The neighbor soon returned, but didn’t bother with any more stories, lying down on his bunk instead and dozing off immediately. Only Glebov couldn’t sleep. He lay there, listening to the metronome of the rails flying by beneath the train, and it seemed to him that he, just like the one-legged friend of his fellow traveler, was running from some grim prophecy. Maybe that was why it was becoming harder and harder for Glebov to lie there without moving. It seemed that while he was lying there, fate was creeping up on him and soon would pass him by, and that he would become its plaything once again. Deep into the night, Yegor gathered his things and got off at some station a hundred kilometers or so from Tver. He had no idea which station, since he hadn’t had the time to read the name on the station building, and there was no one inside the empty building to ask.
With no concrete objective, he decided first to stop by the bathroom. A single light bulb glowed in the men’s room, and it took Glebov’s eyes a few seconds to adjust to the dimness. But scarcely had they begun to adjust, when at that moment he caught in the corner of his eye a flicker of shadow behind him. He wanted to whirl around, but didn’t have the chance. His head felt as if split by a dull blow, and everything sank into murk.
Glebov came to in a local hospital. He didn’t remember or understand anything. His documents, money, and even his wedding ring had been stolen, so the police were left hoping that Glebov himself would remember who he was and where he was from. A few days passed, however, and an untrammeled blankness continued to reign in his mind. He was discharged from the hospital in short order, since he was perfectly fine from a physical standpoint, but there was nowhere for him to go.

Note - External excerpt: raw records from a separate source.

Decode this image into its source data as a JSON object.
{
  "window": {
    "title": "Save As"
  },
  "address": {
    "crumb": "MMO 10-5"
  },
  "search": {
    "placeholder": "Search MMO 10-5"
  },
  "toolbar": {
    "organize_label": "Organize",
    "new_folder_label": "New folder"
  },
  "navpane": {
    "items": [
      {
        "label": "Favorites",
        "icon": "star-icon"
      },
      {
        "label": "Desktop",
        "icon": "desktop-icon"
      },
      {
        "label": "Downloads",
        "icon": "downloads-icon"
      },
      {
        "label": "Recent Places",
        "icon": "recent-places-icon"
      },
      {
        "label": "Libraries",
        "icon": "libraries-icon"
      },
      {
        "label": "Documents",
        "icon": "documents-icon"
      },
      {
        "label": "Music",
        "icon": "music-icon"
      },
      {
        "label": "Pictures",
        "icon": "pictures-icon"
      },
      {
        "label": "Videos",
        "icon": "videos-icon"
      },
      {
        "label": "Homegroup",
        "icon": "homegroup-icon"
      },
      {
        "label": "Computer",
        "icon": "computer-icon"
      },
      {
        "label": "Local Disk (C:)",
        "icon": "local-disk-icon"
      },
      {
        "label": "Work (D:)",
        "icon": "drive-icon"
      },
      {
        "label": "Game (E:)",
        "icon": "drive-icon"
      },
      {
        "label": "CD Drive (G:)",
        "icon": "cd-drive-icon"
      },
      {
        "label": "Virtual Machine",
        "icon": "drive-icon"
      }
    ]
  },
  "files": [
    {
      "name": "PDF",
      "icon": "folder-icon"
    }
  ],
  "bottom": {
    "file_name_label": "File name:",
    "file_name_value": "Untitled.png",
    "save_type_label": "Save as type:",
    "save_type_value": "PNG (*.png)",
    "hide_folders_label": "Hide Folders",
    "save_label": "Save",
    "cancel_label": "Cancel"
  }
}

Down at the precinct, the police took pity on him and gave him a temporary identification with a made-up name, so he wouldn’t end up on the streets. They christened him Georgy in honor of the section chief. His last name they pulled from the television, which was showing a movie that day about someone named Gleb, so he became Glebov. Knocking around the small Russian town for a few weeks, the newly christened Georgy—Yegor for short—looked for work, although he had no memory of what he’d done before. Sometimes he unloaded train freight; other times he painted walls and fences or fixed something that needed fixing. And everything would have continued in just this way if he hadn’t dropped by the police station for his regular check-in and noticed that their police jeep was broken. Yegor offered his assistance and surprised even himself by completely fixing it. Impressed by his mechanical abilities, the policemen put in a good word for Yegor at an auto depot nearby. There, Yegor’s talent was recognized, and he was brought on as a mechanic. And they didn’t regret it either, since it was clear that his calling was doing auto repair. Six months later the company was able to find him a small apartment. A raise in salary followed. And a year after that, Glebov married a local divorcée by the name of Natalya. And they had a daughter named Anyuta, and after that, a son named Vanya.
It wasn’t that Yegor was exactly tormented by the fact of his amnesia, but from time to time it was as though he would become despondent and withdraw into his shell, trying in vain to recollect who he was and where he’d come from. Gradually, however, even these spells faded, giving way in their passing to ordinary, human joys.